Exercise goal: The answer must be every line from the entries below that includes "Volume".

━━━━━━━━━━━━━━━━━━━━━━━━━━━━━━

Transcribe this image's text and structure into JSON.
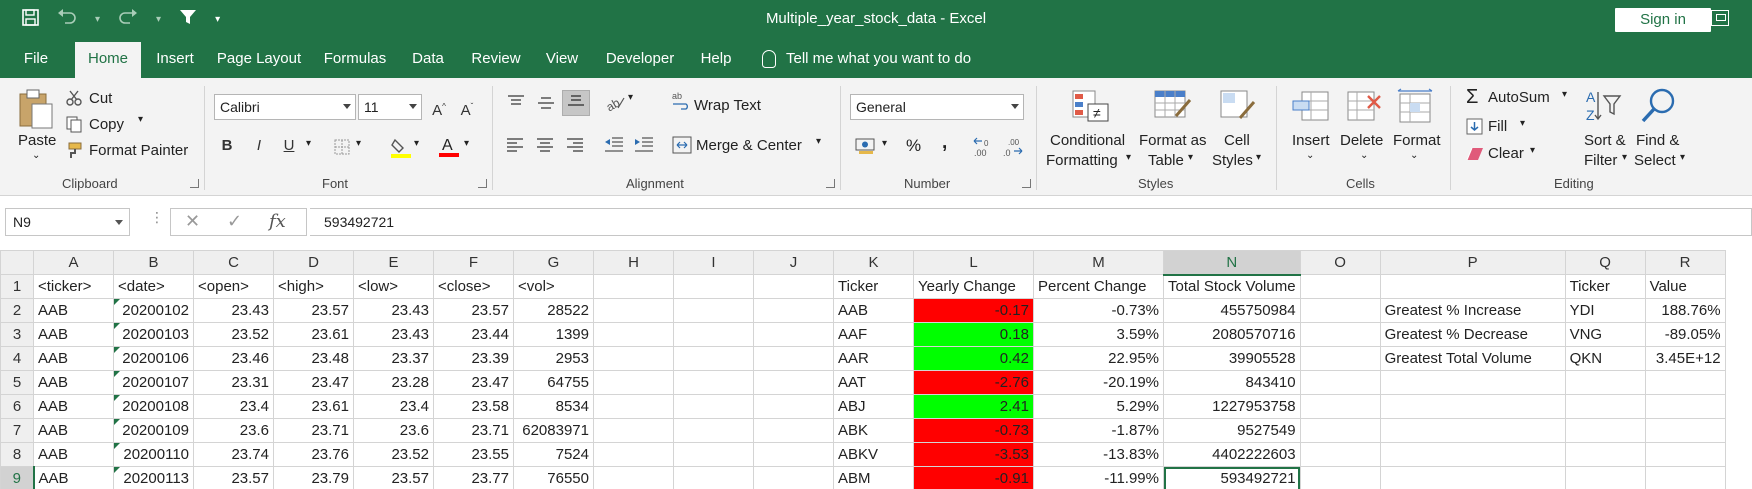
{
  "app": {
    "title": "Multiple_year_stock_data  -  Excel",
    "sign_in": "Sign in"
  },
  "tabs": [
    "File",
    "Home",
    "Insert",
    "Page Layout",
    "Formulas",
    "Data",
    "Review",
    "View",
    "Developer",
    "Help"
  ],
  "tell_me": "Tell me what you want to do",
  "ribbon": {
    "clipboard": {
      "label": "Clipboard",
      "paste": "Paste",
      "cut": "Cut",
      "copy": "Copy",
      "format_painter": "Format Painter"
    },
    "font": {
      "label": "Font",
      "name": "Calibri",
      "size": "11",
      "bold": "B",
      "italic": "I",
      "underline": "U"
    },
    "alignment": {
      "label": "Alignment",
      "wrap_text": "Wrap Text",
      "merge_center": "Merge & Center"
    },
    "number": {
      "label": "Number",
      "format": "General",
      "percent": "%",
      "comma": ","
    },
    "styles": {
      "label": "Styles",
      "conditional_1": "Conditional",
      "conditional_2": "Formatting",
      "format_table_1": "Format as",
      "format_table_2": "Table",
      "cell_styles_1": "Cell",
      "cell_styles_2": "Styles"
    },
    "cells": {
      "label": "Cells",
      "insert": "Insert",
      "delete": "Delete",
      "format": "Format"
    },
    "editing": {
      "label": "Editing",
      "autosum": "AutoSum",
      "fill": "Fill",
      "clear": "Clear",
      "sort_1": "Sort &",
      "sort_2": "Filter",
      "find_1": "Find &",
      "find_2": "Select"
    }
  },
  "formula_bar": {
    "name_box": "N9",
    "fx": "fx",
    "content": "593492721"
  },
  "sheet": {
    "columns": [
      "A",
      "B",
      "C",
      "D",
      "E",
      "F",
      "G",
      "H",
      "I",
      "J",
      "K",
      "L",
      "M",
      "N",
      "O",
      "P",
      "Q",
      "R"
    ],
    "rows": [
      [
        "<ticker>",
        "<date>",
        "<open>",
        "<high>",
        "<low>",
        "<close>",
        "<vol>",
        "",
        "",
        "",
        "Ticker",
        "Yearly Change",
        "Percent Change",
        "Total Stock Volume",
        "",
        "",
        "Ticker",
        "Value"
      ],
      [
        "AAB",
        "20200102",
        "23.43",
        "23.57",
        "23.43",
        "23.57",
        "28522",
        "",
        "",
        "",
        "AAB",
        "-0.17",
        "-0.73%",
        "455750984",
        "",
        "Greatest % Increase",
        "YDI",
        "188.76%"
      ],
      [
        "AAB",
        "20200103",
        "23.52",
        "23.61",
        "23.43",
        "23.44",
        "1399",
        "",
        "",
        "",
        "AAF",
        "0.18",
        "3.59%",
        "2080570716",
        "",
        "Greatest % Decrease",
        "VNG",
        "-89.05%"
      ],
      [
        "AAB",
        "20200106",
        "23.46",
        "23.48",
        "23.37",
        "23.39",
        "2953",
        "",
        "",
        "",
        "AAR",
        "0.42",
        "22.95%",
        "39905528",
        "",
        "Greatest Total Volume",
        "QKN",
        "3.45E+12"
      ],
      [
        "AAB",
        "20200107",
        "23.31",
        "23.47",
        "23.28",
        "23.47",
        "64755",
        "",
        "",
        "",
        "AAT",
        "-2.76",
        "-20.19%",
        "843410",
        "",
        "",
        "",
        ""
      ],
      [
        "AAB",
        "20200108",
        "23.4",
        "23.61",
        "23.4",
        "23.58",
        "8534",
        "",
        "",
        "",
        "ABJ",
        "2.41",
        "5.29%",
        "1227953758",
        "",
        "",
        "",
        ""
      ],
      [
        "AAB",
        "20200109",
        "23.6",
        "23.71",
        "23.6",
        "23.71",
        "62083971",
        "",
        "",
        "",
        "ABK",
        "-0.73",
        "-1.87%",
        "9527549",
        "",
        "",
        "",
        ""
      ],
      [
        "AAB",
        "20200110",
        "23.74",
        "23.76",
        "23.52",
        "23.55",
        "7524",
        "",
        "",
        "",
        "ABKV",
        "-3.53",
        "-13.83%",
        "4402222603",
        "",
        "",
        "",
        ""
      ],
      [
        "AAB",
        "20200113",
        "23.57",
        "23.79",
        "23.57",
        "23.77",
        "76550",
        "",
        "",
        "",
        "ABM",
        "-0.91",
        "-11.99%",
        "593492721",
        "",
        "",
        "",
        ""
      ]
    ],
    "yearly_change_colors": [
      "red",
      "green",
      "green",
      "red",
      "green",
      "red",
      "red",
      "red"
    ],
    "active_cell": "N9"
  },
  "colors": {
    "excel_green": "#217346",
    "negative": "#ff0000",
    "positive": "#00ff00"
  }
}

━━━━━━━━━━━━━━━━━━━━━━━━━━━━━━

Solution to this problem:
        "Total Stock Volume",
        "Greatest Total Volume",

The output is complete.